Interface dataset entries:
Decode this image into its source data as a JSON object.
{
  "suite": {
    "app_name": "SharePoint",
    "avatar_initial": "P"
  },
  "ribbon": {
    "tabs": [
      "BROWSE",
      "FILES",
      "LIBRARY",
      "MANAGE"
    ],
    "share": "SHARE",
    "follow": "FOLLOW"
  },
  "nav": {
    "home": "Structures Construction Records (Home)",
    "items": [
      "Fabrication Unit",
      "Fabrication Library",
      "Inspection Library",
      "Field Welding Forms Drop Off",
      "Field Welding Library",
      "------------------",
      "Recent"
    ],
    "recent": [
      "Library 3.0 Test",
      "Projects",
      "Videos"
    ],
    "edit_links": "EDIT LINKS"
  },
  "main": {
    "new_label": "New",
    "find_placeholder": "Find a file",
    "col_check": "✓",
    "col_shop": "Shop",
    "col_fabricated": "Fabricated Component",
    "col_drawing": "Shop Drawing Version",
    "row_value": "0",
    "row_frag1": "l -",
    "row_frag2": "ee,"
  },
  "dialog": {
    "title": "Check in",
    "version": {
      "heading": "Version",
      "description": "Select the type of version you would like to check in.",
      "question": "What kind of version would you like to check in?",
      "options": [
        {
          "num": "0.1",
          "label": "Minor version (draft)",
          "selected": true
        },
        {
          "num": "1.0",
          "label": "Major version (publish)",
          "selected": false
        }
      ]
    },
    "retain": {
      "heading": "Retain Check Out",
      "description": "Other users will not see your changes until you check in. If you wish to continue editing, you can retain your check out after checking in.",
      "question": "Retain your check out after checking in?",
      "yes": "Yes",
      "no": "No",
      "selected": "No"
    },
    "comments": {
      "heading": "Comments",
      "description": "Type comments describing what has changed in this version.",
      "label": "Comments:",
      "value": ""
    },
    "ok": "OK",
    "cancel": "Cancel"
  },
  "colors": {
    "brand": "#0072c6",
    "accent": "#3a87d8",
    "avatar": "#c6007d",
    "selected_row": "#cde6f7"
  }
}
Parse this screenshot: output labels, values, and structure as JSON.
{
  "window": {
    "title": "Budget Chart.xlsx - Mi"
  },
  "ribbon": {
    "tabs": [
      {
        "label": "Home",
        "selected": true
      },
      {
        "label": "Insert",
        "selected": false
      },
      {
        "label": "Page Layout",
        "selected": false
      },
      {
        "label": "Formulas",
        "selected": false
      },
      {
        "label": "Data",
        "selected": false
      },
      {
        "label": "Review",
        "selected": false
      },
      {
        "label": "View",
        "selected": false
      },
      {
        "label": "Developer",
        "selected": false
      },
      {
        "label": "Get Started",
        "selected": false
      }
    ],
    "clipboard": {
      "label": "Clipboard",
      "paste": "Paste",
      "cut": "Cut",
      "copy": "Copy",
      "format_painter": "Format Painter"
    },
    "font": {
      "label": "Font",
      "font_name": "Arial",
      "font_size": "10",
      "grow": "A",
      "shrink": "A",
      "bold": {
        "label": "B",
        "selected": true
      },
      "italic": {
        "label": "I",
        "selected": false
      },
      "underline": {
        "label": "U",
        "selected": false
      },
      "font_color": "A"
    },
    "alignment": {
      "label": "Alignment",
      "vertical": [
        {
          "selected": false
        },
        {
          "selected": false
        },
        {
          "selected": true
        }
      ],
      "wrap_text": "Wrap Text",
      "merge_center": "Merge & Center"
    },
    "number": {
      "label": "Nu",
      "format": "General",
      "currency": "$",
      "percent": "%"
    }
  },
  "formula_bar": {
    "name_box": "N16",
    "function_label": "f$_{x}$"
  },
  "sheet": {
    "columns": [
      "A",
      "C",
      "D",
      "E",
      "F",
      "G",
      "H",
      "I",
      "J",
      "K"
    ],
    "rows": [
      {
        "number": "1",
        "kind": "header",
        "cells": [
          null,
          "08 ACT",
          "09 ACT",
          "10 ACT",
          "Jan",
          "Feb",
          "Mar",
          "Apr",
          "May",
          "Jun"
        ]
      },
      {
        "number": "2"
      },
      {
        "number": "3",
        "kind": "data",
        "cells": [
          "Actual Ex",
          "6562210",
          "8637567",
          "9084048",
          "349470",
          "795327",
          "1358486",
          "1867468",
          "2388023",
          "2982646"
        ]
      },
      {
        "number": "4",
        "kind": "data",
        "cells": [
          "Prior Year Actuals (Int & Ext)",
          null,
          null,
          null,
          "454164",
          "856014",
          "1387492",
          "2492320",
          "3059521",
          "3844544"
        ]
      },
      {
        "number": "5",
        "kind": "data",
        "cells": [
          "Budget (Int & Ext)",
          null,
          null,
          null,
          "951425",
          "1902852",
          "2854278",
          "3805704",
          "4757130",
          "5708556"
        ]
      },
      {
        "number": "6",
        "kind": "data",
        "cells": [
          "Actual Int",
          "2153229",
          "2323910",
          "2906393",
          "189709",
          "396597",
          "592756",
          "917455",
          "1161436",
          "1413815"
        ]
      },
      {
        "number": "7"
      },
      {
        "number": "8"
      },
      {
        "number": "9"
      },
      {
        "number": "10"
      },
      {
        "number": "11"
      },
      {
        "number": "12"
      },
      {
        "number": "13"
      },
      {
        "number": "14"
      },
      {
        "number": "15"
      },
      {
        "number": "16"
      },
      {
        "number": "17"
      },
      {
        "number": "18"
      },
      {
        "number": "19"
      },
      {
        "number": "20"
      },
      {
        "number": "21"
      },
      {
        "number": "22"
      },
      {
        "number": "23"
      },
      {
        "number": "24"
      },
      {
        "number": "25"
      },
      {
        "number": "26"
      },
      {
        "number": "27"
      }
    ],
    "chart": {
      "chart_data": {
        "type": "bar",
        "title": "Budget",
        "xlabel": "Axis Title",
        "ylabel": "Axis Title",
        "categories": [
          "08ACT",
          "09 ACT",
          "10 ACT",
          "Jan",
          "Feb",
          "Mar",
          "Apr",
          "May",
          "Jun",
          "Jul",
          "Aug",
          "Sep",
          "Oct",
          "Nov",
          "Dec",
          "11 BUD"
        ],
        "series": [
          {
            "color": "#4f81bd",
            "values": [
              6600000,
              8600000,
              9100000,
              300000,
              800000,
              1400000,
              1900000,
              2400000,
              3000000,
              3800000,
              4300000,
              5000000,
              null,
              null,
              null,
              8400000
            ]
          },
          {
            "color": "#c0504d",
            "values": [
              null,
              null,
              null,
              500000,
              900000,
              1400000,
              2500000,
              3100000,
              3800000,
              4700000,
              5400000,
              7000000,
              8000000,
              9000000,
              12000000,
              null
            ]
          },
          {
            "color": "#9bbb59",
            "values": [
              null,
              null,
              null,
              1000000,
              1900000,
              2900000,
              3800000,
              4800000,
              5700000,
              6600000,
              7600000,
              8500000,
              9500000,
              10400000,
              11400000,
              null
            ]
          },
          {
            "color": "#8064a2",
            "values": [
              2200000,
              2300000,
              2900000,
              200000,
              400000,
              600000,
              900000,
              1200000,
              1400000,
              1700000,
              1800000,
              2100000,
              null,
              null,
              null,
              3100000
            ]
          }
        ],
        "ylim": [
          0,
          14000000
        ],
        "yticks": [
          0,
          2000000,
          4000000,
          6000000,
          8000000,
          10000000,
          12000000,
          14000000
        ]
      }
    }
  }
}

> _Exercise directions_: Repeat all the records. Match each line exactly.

> _Expected output_:
Decode this image into its source data as a JSON object.
{
  "suite": {
    "app_name": "SharePoint",
    "avatar_initial": "P"
  },
  "ribbon": {
    "tabs": [
      "BROWSE",
      "FILES",
      "LIBRARY",
      "MANAGE"
    ],
    "share": "SHARE",
    "follow": "FOLLOW"
  },
  "nav": {
    "home": "Structures Construction Records (Home)",
    "items": [
      "Fabrication Unit",
      "Fabrication Library",
      "Inspection Library",
      "Field Welding Forms Drop Off",
      "Field Welding Library",
      "------------------",
      "Recent"
    ],
    "recent": [
      "Library 3.0 Test",
      "Projects",
      "Videos"
    ],
    "edit_links": "EDIT LINKS"
  },
  "main": {
    "new_label": "New",
    "find_placeholder": "Find a file",
    "col_check": "✓",
    "col_shop": "Shop",
    "col_fabricated": "Fabricated Component",
    "col_drawing": "Shop Drawing Version",
    "row_value": "0",
    "row_frag1": "l -",
    "row_frag2": "ee,"
  },
  "dialog": {
    "title": "Check in",
    "version": {
      "heading": "Version",
      "description": "Select the type of version you would like to check in.",
      "question": "What kind of version would you like to check in?",
      "options": [
        {
          "num": "0.1",
          "label": "Minor version (draft)",
          "selected": true
        },
        {
          "num": "1.0",
          "label": "Major version (publish)",
          "selected": false
        }
      ]
    },
    "retain": {
      "heading": "Retain Check Out",
      "description": "Other users will not see your changes until you check in. If you wish to continue editing, you can retain your check out after checking in.",
      "question": "Retain your check out after checking in?",
      "yes": "Yes",
      "no": "No",
      "selected": "No"
    },
    "comments": {
      "heading": "Comments",
      "description": "Type comments describing what has changed in this version.",
      "label": "Comments:",
      "value": ""
    },
    "ok": "OK",
    "cancel": "Cancel"
  },
  "colors": {
    "brand": "#0072c6",
    "accent": "#3a87d8",
    "avatar": "#c6007d",
    "selected_row": "#cde6f7"
  }
}
Parse this screenshot: output labels, values, and structure as JSON.
{
  "window": {
    "title": "Budget Chart.xlsx - Mi"
  },
  "ribbon": {
    "tabs": [
      {
        "label": "Home",
        "selected": true
      },
      {
        "label": "Insert",
        "selected": false
      },
      {
        "label": "Page Layout",
        "selected": false
      },
      {
        "label": "Formulas",
        "selected": false
      },
      {
        "label": "Data",
        "selected": false
      },
      {
        "label": "Review",
        "selected": false
      },
      {
        "label": "View",
        "selected": false
      },
      {
        "label": "Developer",
        "selected": false
      },
      {
        "label": "Get Started",
        "selected": false
      }
    ],
    "clipboard": {
      "label": "Clipboard",
      "paste": "Paste",
      "cut": "Cut",
      "copy": "Copy",
      "format_painter": "Format Painter"
    },
    "font": {
      "label": "Font",
      "font_name": "Arial",
      "font_size": "10",
      "grow": "A",
      "shrink": "A",
      "bold": {
        "label": "B",
        "selected": true
      },
      "italic": {
        "label": "I",
        "selected": false
      },
      "underline": {
        "label": "U",
        "selected": false
      },
      "font_color": "A"
    },
    "alignment": {
      "label": "Alignment",
      "vertical": [
        {
          "selected": false
        },
        {
          "selected": false
        },
        {
          "selected": true
        }
      ],
      "wrap_text": "Wrap Text",
      "merge_center": "Merge & Center"
    },
    "number": {
      "label": "Nu",
      "format": "General",
      "currency": "$",
      "percent": "%"
    }
  },
  "formula_bar": {
    "name_box": "N16",
    "function_label": "f$_{x}$"
  },
  "sheet": {
    "columns": [
      "A",
      "C",
      "D",
      "E",
      "F",
      "G",
      "H",
      "I",
      "J",
      "K"
    ],
    "rows": [
      {
        "number": "1",
        "kind": "header",
        "cells": [
          null,
          "08 ACT",
          "09 ACT",
          "10 ACT",
          "Jan",
          "Feb",
          "Mar",
          "Apr",
          "May",
          "Jun"
        ]
      },
      {
        "number": "2"
      },
      {
        "number": "3",
        "kind": "data",
        "cells": [
          "Actual Ex",
          "6562210",
          "8637567",
          "9084048",
          "349470",
          "795327",
          "1358486",
          "1867468",
          "2388023",
          "2982646"
        ]
      },
      {
        "number": "4",
        "kind": "data",
        "cells": [
          "Prior Year Actuals (Int & Ext)",
          null,
          null,
          null,
          "454164",
          "856014",
          "1387492",
          "2492320",
          "3059521",
          "3844544"
        ]
      },
      {
        "number": "5",
        "kind": "data",
        "cells": [
          "Budget (Int & Ext)",
          null,
          null,
          null,
          "951425",
          "1902852",
          "2854278",
          "3805704",
          "4757130",
          "5708556"
        ]
      },
      {
        "number": "6",
        "kind": "data",
        "cells": [
          "Actual Int",
          "2153229",
          "2323910",
          "2906393",
          "189709",
          "396597",
          "592756",
          "917455",
          "1161436",
          "1413815"
        ]
      },
      {
        "number": "7"
      },
      {
        "number": "8"
      },
      {
        "number": "9"
      },
      {
        "number": "10"
      },
      {
        "number": "11"
      },
      {
        "number": "12"
      },
      {
        "number": "13"
      },
      {
        "number": "14"
      },
      {
        "number": "15"
      },
      {
        "number": "16"
      },
      {
        "number": "17"
      },
      {
        "number": "18"
      },
      {
        "number": "19"
      },
      {
        "number": "20"
      },
      {
        "number": "21"
      },
      {
        "number": "22"
      },
      {
        "number": "23"
      },
      {
        "number": "24"
      },
      {
        "number": "25"
      },
      {
        "number": "26"
      },
      {
        "number": "27"
      }
    ],
    "chart": {
      "chart_data": {
        "type": "bar",
        "title": "Budget",
        "xlabel": "Axis Title",
        "ylabel": "Axis Title",
        "categories": [
          "08ACT",
          "09 ACT",
          "10 ACT",
          "Jan",
          "Feb",
          "Mar",
          "Apr",
          "May",
          "Jun",
          "Jul",
          "Aug",
          "Sep",
          "Oct",
          "Nov",
          "Dec",
          "11 BUD"
        ],
        "series": [
          {
            "color": "#4f81bd",
            "values": [
              6600000,
              8600000,
              9100000,
              300000,
              800000,
              1400000,
              1900000,
              2400000,
              3000000,
              3800000,
              4300000,
              5000000,
              null,
              null,
              null,
              8400000
            ]
          },
          {
            "color": "#c0504d",
            "values": [
              null,
              null,
              null,
              500000,
              900000,
              1400000,
              2500000,
              3100000,
              3800000,
              4700000,
              5400000,
              7000000,
              8000000,
              9000000,
              12000000,
              null
            ]
          },
          {
            "color": "#9bbb59",
            "values": [
              null,
              null,
              null,
              1000000,
              1900000,
              2900000,
              3800000,
              4800000,
              5700000,
              6600000,
              7600000,
              8500000,
              9500000,
              10400000,
              11400000,
              null
            ]
          },
          {
            "color": "#8064a2",
            "values": [
              2200000,
              2300000,
              2900000,
              200000,
              400000,
              600000,
              900000,
              1200000,
              1400000,
              1700000,
              1800000,
              2100000,
              null,
              null,
              null,
              3100000
            ]
          }
        ],
        "ylim": [
          0,
          14000000
        ],
        "yticks": [
          0,
          2000000,
          4000000,
          6000000,
          8000000,
          10000000,
          12000000,
          14000000
        ]
      }
    }
  }
}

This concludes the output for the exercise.